§ Records from a dataset:

┄┄┄┄┄┄┄┄┄┄┄┄┄┄┄┄┄┄┄┄

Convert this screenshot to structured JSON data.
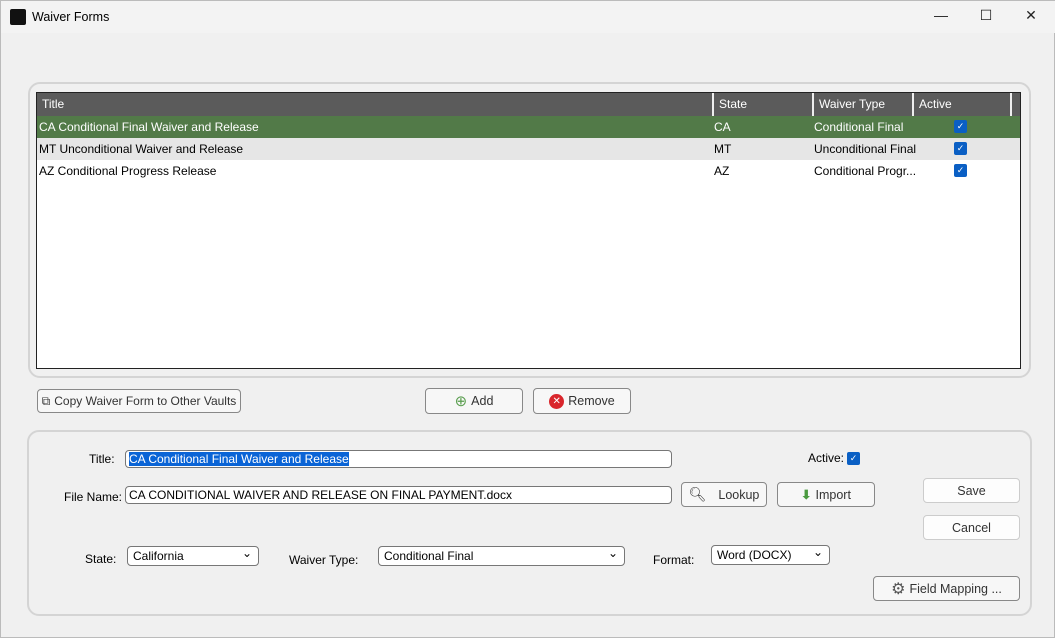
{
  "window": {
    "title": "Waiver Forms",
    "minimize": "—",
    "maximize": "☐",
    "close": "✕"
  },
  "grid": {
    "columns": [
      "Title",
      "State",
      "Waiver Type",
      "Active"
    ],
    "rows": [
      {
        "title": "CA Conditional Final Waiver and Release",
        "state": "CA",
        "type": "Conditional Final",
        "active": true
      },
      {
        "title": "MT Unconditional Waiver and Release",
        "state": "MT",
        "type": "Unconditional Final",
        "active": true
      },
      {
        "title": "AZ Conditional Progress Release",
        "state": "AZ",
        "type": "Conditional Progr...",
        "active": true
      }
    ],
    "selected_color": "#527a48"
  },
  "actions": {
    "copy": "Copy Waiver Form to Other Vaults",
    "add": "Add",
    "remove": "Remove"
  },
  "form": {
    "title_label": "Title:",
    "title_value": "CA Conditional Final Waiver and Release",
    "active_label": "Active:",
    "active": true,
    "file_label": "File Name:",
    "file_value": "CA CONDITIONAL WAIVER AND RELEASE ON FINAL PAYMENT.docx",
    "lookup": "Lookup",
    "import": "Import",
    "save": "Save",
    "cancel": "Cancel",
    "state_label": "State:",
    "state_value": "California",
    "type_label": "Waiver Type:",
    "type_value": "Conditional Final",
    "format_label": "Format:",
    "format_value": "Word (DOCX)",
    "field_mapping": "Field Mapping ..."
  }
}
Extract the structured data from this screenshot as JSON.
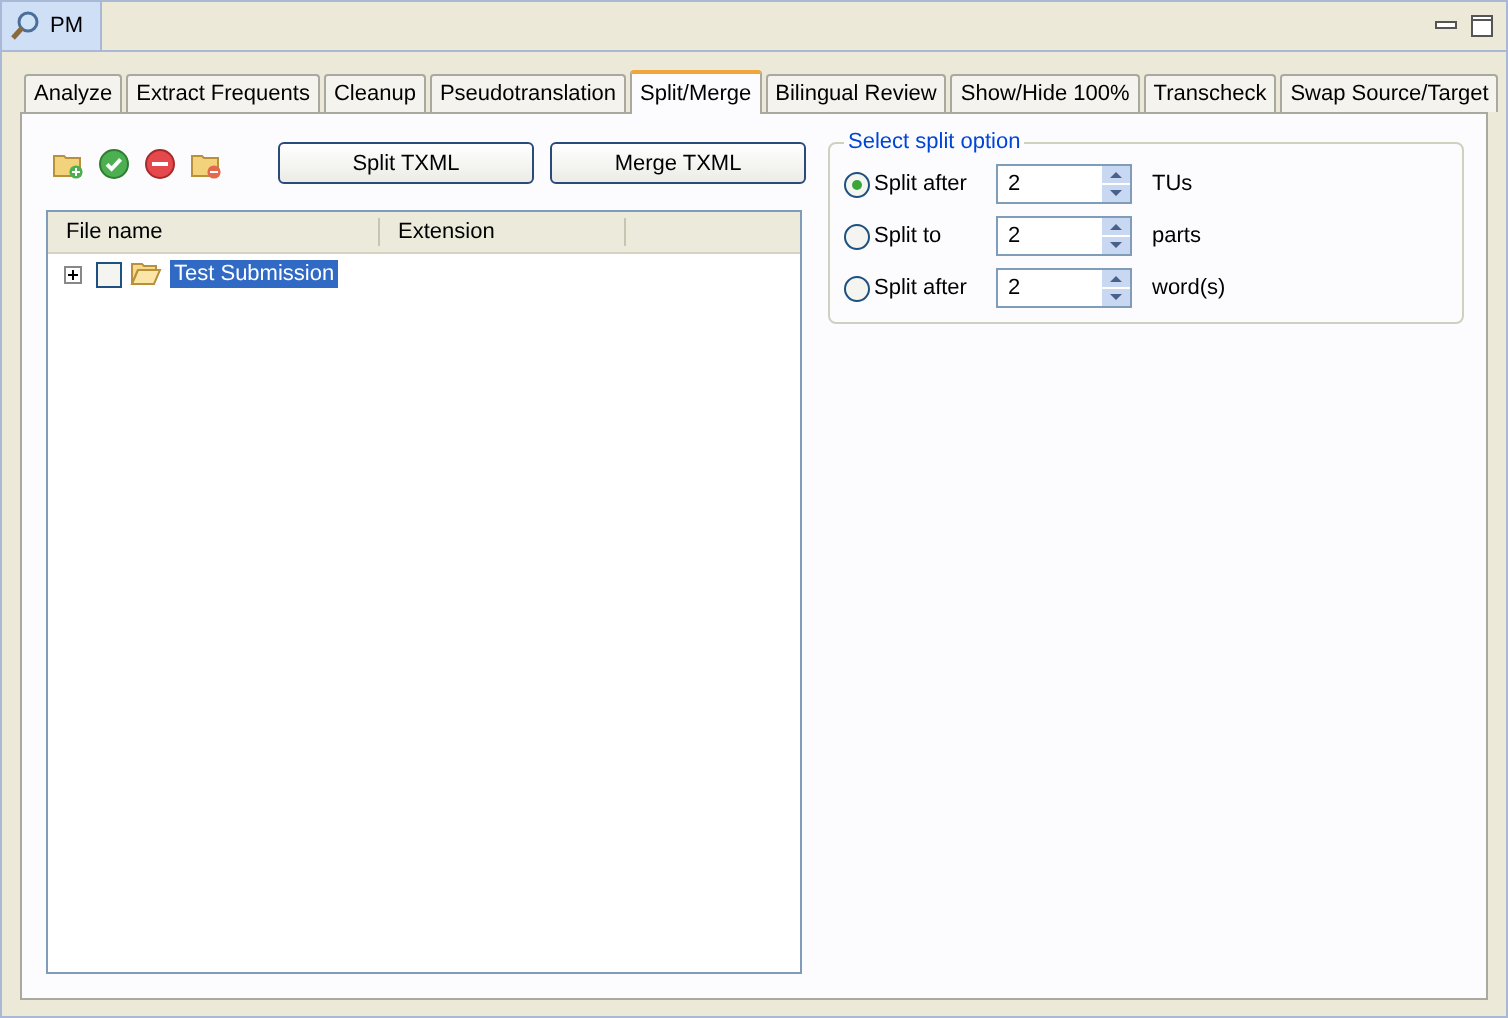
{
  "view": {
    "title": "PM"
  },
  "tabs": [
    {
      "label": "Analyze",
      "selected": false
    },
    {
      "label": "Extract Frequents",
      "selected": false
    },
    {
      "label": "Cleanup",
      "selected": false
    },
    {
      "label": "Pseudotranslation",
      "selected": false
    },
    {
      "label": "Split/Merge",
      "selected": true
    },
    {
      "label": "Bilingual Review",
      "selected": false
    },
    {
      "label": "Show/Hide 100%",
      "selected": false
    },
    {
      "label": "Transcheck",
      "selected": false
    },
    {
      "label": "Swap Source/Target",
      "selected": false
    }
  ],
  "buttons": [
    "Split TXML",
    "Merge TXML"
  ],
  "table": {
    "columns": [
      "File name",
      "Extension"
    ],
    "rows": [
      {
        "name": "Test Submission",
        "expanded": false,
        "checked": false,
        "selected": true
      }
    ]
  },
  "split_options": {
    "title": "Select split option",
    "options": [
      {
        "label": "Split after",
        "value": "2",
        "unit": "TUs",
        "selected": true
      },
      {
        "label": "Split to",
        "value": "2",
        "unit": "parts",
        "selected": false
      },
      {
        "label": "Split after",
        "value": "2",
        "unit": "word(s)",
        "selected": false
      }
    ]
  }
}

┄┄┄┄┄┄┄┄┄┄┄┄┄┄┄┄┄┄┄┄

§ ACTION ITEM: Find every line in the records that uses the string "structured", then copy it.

§ ANSWER TO THE PROBLEM:
Convert this screenshot to structured JSON data.
Extract the structured data from this screenshot as JSON.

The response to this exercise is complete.